Want to know the best scope under 1000? Click here to read it.
Other Extremely Important Scope Specifications
Eye relief is not the only thing that matters. There’s a lot more to how a scope operates.
Light transmission is a measurement of how much light the scope allows to pass through the exit pupil and into your eye socket. A few things play into this, but it’s mostly the quality of the lens elements combined with the size of the objective lens diameter and coatings.
As you increase magnification, light transmission goes down, and you may have to adjust eye relief if you plan on shooting at the longer end of the magnification range of your rifle scopes. This is an important consideration depending on what kind of shooting you’re doing. If you’re just hitting the range in daylight, then a scope with less brightness isn’t a big deal.
But if you’re shooting in dusk/dawn or other dim situations, being able to see the full field clearly is a good idea, and should be at the center of your thought process. Is eye relief important? Yes, but so are a lot of other things.
Magnification is a tricky thing, since it involves bending light. High magnification bends a lot of light and can interfere with getting a clear picture. If you wear eyeglasses or use binoculars, you probably have experienced this before. Particularly around the edge, the image can get distorted.
High magnification also shortens eye relief in some cases, depending on the scope. You may want to expect to adjust your position depending on what power you have the scope set to, especially if it’s long range. Image clarity issues like color accuracy, chromatic aberration, etc. can also be affected by this.
Field Of View

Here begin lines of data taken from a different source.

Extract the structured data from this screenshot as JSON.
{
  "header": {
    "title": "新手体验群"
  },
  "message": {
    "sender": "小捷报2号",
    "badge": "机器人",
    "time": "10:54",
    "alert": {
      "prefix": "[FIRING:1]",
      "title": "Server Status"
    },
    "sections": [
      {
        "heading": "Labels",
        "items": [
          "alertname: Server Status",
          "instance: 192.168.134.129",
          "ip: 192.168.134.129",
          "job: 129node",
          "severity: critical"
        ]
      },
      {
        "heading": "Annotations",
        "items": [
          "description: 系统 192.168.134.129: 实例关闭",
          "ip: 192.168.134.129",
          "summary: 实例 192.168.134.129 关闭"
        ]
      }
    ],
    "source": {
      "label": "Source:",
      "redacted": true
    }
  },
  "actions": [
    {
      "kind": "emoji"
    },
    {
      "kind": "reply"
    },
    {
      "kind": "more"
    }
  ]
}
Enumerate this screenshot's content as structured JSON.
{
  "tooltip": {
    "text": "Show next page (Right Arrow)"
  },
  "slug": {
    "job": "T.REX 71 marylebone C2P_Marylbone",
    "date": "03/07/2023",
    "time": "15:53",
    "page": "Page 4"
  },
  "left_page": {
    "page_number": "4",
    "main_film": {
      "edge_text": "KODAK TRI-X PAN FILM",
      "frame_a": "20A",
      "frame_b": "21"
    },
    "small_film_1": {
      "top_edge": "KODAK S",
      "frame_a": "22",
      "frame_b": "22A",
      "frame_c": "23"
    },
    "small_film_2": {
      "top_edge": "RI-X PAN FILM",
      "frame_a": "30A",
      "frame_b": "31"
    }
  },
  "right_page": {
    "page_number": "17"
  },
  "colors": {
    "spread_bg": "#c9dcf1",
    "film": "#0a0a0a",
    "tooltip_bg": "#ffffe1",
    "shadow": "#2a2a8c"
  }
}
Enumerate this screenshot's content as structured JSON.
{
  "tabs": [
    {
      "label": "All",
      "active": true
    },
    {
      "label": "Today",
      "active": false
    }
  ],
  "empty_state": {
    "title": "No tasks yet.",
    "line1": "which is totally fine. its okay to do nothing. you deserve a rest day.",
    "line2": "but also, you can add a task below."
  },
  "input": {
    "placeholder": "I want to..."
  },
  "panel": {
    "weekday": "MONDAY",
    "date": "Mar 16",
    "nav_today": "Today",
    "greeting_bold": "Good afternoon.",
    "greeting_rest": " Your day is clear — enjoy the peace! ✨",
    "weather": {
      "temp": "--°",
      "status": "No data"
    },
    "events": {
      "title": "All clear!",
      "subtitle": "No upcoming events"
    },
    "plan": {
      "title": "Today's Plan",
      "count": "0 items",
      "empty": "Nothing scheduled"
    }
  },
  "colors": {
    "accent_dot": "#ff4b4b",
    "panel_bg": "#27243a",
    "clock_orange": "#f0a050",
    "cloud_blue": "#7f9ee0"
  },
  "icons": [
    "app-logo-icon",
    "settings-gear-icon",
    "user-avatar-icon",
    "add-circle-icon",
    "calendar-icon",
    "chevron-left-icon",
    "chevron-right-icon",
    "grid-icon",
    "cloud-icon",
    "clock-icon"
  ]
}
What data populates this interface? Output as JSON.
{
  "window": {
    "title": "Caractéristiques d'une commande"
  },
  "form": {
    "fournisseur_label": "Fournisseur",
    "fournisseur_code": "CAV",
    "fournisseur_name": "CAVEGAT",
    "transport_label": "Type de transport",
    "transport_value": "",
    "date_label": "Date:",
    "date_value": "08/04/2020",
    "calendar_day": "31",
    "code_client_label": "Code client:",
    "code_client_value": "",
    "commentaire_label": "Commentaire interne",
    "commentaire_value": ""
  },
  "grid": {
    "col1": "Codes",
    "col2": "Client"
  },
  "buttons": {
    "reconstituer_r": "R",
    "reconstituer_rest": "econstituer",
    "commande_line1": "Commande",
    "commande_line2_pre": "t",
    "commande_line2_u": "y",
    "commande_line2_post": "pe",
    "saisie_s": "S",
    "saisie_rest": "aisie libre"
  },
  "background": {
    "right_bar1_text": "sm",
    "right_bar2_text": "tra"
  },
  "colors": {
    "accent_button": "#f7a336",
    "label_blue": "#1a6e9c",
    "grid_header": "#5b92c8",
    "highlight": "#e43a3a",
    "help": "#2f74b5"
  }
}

Field of view is a wonderful thing. When you have a full view of a clear field and can see more of the surroundings of your target, it’s so much easier for most people to get their sight picture, focus on the target, and nail their shot.
Field of view refers to how wide the image through the scope is, and while it’s affected by magnification, you can have two scopes with identical magnification but vastly different fields of view.
Why Eye Relief Matters
Proper eye relief can make a rifle scope, while not having adequate eye relief can break a rifle scope. Long eye relief scopes can help prevent scope bite, which is a painful way to learn exactly what recoil feels like. The eye relief on a rifle scope is an important specification to consider.
If you are shooting a rifle with heavy recoil, for example, the recommended eye relief distance is going to be longer than for a rifle scope that’s going on a smaller caliber weapon.
Eye relief on a rifle scope isn’t something you can make adjustments to, but even though you can’t adjust eye relief, you can still measure eye relief and adjust the position of the rifle scope lens on the rifle you want it to mount on. It’s a straightforward process to adjust the rings.
A long eye relief scope can be great for large calibers with strong recoil, and it’s usually a simple process to adjust the rifle scope forward on the rifle to get the eyepiece a comfortable range away with the stock tucked into your shoulder. Since eye relief is the distance your eye has to be from the ocular lens, you can’t adjust eye relief.
But you can adjust the scope and rings to make it work for your eyesight. Have you done this process before? If you have, feel free to explain what worked best for you in the comments. Our goal here at the Hunting Mark is to help everybody get a little bit smarter and more responsible with their firearms, and your input can go a long way in helping accomplish that.